“In the work world, we talk not of positive or negative ‘affect’ but of motivation, commitment, and engagement — the willingness of people to expend the extra effort that extraordinary performance usually requires. Whatever it’s called, the phenomenon is the same: ‘motivated’ and ‘unmotivated’ or ‘engaged’ and ‘unengaged’ are two different things. The factors that drive one are different from the factors that drive the other.
“The implication for you as a boss is that if you want motivated (or committed or engaged) people, you must take two kinds of actions. You must remove restraints and replace them with drivers of motivation. Removing the things that inhibit motivation will lead, at most, to a neutral place. To paraphrase the authors of the Twitter study, motivation and a lack of motivation (or engagement and disengagement) aren’t opposite ends of the same spectrum. They are two spectra that have to be managed separately.”
If increasing employee engagement in your organization is your goal, think of it as a two step process.
Step 1: Remove negative factors that inhibit people from wanting to engage. For example:
- High performers who bully, intimidate and coerce their co-workers or subordinates
- Lack of direction about changing priorities
- Failure to notice and acknowledge employees’ continued exceptional efforts in a stressful situation
Step 2: Create positive factors that show people the value of engaging more in their work, your culture and your organization’s desired outcomes. For example:
- Recognize employees frequently and in-the-moment for demonstrating your core values in their daily work
- Use recognition to redirect efforts in line with changing priorities
- Create and proactively manage a culture in which employees know they are valued, their efforts will be noticed, and their achievements celebrated
Does your organization tend to focus only on one of the steps? Which one? What would you do to integrate both steps into your organization’s plans to improve employee engagement?
About Derek Irvine
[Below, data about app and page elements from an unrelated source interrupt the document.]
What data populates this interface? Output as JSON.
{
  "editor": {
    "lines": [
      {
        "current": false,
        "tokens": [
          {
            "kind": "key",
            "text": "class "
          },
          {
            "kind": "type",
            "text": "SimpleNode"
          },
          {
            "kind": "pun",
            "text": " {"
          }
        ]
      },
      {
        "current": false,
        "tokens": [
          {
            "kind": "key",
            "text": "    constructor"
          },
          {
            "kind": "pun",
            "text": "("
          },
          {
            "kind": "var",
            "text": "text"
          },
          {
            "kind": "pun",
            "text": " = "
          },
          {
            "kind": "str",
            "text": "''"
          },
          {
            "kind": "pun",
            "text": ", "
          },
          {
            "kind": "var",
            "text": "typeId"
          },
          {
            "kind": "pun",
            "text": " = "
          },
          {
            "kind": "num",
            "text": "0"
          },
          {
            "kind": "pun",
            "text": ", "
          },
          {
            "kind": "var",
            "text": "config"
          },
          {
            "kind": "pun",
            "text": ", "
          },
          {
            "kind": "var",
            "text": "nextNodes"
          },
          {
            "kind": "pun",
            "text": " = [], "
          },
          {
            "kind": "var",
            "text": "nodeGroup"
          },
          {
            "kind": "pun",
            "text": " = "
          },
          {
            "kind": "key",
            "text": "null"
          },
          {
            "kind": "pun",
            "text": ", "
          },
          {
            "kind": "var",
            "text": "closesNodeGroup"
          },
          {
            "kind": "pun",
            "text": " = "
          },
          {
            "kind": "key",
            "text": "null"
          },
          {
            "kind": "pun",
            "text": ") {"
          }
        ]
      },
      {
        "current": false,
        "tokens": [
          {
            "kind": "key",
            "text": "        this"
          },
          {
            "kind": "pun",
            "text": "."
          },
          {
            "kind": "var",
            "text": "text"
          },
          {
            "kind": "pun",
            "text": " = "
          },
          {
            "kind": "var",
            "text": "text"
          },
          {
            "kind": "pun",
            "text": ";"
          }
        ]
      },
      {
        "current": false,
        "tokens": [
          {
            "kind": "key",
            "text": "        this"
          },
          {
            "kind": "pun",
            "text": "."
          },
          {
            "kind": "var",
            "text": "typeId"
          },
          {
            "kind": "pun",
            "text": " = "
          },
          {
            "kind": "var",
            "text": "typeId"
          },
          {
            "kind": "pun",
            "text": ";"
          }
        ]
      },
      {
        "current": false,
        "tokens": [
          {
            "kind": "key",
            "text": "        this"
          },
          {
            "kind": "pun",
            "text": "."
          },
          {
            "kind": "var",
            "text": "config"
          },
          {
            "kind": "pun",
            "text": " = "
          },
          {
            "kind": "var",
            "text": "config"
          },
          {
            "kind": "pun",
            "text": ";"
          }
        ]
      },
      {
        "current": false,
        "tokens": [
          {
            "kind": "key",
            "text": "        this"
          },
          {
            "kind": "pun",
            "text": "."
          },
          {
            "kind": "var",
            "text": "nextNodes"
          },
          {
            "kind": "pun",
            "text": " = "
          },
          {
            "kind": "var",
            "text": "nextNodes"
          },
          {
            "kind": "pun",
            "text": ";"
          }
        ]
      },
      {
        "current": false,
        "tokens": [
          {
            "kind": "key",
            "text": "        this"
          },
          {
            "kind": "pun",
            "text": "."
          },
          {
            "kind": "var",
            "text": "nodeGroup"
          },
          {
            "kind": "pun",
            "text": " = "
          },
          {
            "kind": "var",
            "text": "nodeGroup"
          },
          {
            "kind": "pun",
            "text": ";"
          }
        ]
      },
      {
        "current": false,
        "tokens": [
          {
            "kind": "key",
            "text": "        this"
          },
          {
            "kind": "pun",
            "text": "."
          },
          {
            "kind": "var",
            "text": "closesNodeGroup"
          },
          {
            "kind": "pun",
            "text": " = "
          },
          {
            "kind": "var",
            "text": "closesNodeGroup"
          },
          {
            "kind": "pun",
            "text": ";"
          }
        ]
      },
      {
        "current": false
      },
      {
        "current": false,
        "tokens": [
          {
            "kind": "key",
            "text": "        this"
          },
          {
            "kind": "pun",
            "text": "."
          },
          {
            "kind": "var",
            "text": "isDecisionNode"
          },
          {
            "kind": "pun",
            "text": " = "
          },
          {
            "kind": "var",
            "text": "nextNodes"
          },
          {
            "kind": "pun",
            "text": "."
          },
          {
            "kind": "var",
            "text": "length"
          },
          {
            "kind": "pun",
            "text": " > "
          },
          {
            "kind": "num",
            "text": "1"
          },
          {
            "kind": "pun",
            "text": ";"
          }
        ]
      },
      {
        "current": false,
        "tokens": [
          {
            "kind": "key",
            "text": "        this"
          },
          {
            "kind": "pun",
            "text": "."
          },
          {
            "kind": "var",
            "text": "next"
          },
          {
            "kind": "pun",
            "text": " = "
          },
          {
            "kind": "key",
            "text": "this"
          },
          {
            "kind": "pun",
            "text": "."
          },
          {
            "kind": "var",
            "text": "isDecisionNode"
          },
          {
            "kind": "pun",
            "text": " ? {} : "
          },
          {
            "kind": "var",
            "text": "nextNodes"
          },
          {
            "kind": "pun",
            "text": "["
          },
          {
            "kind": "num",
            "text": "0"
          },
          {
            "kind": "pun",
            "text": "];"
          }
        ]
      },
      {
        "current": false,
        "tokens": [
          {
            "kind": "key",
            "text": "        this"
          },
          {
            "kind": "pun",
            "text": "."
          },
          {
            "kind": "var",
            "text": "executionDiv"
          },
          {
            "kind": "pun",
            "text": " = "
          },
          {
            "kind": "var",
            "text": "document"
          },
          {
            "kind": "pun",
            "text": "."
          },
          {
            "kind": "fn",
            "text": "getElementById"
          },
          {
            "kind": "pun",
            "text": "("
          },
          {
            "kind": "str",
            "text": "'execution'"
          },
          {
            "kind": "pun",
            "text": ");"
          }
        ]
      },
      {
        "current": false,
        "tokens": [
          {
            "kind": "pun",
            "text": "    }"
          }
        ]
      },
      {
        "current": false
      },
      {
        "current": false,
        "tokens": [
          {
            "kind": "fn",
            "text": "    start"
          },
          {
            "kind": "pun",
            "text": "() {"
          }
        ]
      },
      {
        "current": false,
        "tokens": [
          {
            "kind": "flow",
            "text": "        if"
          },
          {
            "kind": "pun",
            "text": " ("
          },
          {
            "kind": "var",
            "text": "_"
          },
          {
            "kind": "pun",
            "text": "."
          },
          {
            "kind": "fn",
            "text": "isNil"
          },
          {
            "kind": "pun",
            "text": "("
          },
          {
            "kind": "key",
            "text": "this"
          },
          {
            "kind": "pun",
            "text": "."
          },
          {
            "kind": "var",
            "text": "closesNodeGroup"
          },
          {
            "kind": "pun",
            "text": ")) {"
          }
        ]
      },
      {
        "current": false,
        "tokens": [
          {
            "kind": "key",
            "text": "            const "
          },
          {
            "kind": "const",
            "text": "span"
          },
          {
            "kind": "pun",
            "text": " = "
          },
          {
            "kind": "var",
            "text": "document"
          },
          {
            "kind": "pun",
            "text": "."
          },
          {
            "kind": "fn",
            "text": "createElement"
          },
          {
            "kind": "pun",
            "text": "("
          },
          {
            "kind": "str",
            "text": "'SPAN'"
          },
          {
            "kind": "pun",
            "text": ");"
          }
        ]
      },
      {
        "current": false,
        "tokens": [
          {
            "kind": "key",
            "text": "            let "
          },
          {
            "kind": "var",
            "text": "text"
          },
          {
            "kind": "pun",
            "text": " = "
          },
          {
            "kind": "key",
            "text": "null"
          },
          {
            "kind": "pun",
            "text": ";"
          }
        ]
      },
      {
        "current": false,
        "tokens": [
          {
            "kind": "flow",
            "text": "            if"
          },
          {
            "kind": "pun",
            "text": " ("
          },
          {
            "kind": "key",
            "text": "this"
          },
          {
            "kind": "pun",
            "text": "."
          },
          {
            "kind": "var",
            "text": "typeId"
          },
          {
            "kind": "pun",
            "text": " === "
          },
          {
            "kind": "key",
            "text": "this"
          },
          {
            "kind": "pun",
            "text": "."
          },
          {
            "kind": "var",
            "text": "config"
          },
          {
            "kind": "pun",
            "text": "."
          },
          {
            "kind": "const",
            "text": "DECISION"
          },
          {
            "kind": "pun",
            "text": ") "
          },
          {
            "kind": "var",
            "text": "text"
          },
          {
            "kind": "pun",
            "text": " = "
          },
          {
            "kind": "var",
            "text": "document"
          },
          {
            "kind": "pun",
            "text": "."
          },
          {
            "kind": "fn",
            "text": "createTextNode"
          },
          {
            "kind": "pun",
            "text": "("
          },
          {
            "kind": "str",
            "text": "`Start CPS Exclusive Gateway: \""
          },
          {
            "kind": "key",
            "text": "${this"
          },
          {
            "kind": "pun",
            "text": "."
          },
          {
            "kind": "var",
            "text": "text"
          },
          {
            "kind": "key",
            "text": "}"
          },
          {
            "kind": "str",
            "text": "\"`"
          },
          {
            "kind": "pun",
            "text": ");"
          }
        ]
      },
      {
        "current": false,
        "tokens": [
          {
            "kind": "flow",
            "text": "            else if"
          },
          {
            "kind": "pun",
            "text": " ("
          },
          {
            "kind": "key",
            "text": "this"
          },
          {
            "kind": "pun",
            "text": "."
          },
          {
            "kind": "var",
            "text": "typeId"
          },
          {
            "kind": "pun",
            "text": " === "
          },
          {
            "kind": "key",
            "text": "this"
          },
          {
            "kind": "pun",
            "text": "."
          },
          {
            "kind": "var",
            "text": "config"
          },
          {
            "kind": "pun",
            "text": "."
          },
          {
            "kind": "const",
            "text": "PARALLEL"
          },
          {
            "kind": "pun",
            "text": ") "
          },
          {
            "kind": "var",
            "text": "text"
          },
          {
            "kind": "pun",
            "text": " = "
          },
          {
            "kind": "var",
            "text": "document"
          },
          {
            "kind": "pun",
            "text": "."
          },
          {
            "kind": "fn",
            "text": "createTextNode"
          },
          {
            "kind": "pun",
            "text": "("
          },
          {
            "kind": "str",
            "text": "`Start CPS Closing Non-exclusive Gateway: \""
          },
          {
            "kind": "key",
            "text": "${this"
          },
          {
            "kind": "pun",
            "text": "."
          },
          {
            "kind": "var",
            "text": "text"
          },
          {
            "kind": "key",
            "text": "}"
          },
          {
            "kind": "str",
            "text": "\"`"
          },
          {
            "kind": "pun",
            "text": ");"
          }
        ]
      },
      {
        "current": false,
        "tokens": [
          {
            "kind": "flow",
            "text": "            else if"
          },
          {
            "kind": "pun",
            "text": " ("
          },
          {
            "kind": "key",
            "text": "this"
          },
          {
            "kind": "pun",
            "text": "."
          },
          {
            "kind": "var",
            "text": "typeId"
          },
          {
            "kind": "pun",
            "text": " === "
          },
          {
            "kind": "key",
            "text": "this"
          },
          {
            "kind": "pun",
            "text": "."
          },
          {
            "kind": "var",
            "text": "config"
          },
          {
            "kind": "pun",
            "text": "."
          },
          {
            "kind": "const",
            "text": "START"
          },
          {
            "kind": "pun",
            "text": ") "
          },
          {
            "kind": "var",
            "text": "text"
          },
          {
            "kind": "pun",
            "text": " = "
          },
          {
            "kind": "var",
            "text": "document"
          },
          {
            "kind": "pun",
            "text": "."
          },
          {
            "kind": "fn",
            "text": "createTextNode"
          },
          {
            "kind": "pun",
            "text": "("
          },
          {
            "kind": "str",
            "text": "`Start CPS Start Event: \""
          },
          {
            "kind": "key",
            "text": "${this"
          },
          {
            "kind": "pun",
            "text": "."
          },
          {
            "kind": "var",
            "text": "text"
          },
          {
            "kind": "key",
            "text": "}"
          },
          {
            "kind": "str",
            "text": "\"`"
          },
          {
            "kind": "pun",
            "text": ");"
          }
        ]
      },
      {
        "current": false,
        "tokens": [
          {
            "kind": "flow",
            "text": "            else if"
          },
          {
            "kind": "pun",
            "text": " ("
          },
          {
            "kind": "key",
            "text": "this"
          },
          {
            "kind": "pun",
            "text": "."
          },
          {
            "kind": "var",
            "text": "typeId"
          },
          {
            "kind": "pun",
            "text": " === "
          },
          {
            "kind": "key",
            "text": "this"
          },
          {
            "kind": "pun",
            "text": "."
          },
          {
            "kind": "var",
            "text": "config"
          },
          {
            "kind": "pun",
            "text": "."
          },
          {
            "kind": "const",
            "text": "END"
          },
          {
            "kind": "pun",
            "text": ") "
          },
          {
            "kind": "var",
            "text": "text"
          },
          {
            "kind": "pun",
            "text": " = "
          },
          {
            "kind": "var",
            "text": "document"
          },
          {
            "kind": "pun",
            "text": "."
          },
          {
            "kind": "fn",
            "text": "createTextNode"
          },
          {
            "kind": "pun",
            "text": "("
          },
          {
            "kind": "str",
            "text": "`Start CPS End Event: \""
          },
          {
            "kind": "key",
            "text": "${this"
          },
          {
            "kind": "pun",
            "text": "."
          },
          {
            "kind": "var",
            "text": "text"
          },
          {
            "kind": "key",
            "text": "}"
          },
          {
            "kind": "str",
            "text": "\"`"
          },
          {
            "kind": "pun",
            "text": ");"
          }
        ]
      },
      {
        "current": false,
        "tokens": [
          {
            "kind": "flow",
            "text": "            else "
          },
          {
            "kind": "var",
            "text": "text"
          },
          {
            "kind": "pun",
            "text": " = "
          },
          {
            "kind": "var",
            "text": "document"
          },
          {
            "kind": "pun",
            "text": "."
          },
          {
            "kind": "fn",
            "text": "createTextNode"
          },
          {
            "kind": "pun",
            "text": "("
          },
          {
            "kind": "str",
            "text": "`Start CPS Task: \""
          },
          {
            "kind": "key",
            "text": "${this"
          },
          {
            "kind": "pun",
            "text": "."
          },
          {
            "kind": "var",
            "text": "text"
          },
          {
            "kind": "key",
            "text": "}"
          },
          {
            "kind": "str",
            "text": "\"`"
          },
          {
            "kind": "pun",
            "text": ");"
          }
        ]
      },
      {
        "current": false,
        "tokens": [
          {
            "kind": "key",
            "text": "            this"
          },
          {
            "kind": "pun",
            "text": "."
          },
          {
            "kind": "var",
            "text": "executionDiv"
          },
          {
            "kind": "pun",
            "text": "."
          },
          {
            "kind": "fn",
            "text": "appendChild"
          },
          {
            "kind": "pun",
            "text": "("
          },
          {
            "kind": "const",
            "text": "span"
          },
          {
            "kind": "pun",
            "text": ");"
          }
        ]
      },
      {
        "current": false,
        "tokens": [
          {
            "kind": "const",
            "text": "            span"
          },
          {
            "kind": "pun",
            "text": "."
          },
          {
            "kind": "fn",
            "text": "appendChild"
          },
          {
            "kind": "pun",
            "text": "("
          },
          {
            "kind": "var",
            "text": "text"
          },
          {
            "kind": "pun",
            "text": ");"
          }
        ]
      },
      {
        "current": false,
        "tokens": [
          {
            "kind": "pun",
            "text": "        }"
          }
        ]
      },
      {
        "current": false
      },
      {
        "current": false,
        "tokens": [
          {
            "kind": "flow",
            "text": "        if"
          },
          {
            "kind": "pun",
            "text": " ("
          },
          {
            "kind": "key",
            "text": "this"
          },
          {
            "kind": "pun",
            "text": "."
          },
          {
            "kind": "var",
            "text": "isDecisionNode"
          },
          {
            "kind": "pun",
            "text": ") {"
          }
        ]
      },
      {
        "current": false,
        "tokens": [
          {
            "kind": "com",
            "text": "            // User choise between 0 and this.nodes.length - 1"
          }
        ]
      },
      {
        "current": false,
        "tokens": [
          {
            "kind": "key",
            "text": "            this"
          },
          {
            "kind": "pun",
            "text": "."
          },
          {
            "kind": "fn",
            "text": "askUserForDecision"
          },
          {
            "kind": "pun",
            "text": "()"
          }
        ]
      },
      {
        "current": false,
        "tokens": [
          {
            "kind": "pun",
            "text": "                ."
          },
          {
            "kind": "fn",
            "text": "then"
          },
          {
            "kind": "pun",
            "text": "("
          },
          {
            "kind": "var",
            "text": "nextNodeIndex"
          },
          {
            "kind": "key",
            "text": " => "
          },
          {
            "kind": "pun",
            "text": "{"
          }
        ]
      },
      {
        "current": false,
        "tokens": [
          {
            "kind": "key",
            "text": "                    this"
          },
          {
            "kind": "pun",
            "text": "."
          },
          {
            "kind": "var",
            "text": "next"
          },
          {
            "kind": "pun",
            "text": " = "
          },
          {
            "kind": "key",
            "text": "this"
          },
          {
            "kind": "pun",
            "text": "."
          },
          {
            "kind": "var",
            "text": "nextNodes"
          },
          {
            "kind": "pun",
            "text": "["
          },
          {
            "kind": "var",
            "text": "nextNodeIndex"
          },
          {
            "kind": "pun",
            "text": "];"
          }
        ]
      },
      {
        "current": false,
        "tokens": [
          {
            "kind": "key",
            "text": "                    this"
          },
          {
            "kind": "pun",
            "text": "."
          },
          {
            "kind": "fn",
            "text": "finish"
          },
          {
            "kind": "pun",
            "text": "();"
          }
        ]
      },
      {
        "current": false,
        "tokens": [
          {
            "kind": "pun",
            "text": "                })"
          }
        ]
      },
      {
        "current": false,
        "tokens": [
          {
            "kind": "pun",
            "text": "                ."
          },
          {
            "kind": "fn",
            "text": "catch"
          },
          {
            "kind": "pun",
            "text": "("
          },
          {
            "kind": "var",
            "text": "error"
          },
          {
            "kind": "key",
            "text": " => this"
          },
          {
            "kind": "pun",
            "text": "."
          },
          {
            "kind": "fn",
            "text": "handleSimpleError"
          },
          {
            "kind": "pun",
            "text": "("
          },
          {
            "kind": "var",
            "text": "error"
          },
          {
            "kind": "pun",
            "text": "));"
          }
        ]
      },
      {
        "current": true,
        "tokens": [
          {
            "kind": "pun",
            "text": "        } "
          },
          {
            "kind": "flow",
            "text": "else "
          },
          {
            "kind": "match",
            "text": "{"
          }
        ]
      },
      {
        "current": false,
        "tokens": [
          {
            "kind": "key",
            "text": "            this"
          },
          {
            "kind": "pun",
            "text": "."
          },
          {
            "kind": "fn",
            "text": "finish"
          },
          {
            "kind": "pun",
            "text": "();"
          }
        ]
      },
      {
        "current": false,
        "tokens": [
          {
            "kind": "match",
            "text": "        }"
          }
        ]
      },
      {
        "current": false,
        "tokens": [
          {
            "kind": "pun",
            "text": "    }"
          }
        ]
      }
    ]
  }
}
The VP of Client Strategy and Consulting at Globoforce, Derek Irvine is one of the world’s foremost experts on employee recognition and engagement, helping business leaders set a higher vision and ambition for their organizations. As a renowned speaker and co-author of Winning with a Culture of Recognition, he teaches companies how to use recognition to proactively manage company culture. Derek holds a B.Comm and Masters of Business Studies from the Smurfit Graduate Business School at University College Dublin.